On the way home from the pediatrician, we stopped to do some grocery shopping and Eric’s mom called. Harlan, riding in the cart, took the phone and proceeded to have what seemed to be a very thoughtful conversation with her. Holding the phone up to his ear, head tilted, and listening intently, he would pause, answer “no,” and continue listening, periodically responding again, “no.” According to Grandma, “no” was not actually the appropriate answer to every question she asked him, but it was pretty funny to watch on Harlan’s end not knowing what they were talking about!
Although Harlan does still tend to revert to responding “no” to many questions, he’s also gotten very good at communicating when he wants more of something, loves identifying objects (car! car! car! car!), and is fantastic following directions. He has started to volunteer the next letter in his ABCs book, particularly A, B, and the letters with an “e” sound. Last weekend we stopped by a bookstore in Annapolis and bought a new book- “Moo, Baa, LaLaLa,”- and “lalala” (as in, what the three singing pigs say) has become a favorite refrain over the past week. He learns more every day.
Harlan’s communication and comprehension skills as blossoming. Although he answers most questions with an emphatic “No!” with little correlation to how he actually feels (or if the question even merits a “yes” or “no” answer), he also shows an ever-expanding degree of understanding. He gamely responds to queries of “What does a cow/horse/dog/etc say” with the correct animal noise (although I wonder if he’s rolling his eyes on the inside thinking, “How many times do I have to tell these idiots that a sheep says “baa.”). He recently learned to complete the end of the sentence “The train goes chuga chuga chuga…” with “woo woo!” (Thanks for all the practice over Christmas, Grandad!).
He’s also following basic instructions.

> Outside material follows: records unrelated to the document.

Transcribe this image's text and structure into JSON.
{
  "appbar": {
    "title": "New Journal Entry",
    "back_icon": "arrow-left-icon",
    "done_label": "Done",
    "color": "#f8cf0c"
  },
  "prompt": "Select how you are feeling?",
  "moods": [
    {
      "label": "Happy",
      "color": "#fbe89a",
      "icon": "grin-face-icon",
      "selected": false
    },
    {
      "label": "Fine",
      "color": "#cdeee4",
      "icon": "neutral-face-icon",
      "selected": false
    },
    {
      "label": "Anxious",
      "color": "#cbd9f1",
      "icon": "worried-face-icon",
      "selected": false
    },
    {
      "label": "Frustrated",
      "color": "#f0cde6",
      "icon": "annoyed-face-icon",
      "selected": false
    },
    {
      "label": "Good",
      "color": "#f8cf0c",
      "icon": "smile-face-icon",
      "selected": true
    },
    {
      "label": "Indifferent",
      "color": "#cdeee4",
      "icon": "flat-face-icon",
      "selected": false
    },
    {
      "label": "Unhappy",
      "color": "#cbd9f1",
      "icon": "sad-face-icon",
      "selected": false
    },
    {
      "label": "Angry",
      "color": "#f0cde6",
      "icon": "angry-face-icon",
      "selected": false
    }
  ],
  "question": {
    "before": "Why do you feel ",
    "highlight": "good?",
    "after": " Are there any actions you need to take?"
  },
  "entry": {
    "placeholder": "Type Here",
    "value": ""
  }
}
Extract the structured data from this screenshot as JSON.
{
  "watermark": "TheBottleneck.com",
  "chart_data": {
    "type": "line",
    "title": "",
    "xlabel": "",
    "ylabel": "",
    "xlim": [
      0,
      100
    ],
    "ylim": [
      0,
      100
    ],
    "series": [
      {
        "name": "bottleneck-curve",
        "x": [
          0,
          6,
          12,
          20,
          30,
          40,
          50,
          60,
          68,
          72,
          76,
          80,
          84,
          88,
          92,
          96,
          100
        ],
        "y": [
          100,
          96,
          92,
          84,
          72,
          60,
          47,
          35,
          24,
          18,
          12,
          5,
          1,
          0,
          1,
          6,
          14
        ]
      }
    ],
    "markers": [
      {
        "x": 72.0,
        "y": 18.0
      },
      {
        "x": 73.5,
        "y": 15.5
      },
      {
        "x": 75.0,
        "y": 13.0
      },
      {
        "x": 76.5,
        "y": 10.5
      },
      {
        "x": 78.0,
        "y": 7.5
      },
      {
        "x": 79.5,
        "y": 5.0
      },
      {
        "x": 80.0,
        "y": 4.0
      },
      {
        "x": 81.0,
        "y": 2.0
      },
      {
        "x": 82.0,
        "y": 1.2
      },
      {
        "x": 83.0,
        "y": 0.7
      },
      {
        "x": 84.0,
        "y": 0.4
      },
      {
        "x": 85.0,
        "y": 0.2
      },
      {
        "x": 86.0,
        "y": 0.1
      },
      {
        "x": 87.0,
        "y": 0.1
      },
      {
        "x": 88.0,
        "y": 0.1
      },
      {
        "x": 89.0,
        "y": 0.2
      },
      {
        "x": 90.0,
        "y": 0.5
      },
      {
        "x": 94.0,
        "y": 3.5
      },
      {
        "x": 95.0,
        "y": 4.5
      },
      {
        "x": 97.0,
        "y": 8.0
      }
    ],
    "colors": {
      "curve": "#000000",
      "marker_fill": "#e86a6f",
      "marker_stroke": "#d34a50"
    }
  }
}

Put on Daddy’s shoes, hat, etc. Pick up such and such. Hug George the monkey. He knows his own socks and shoes go on his feet and tries to put them on. He can also sort of get on his own bib and hat. He obediently will pick up and take any object to a directed person as well, which is a wonderful distraction when you need to get him to stop doing whatever he’s doing and keep him busy for a minute. Harlan, take Daddy the brush. Harlan, go give the brush back to Mommy. The other day he dropped a piece of chicken on the floor when he was done eating, which I scolded him for doing. Then I wiped his face and put him down on the floor to play. A second later I felt a little hand in my lap depositing the half chewed piece of chicken on my leg. Thanks pal.
He also has figured out that he can ask us to do things too. Last Sunday I laid down with him for a nap. He woke up first and started jabbing my closed eyelids. “Eyes! Eyes!” he demanded. When I managed to groggily open my eyes and sit up he began pointing at the closed bedroom door. “Door! Door!” he ordered. Yep, time to get up and go play. And when Harlan is ready to go, he’s ready to go. “Door” is becoming a frequent demand. When Eric picked him up from daycare Thursday he was ready to go. He shouted “Da Da” and put his arms into the air to be picked up. When Eric obliged he pointed at his bag- “Bag,” he ordered. The he pointed at his coat. “Coat,” he demanded. Finally, “Door!.” Time to go home.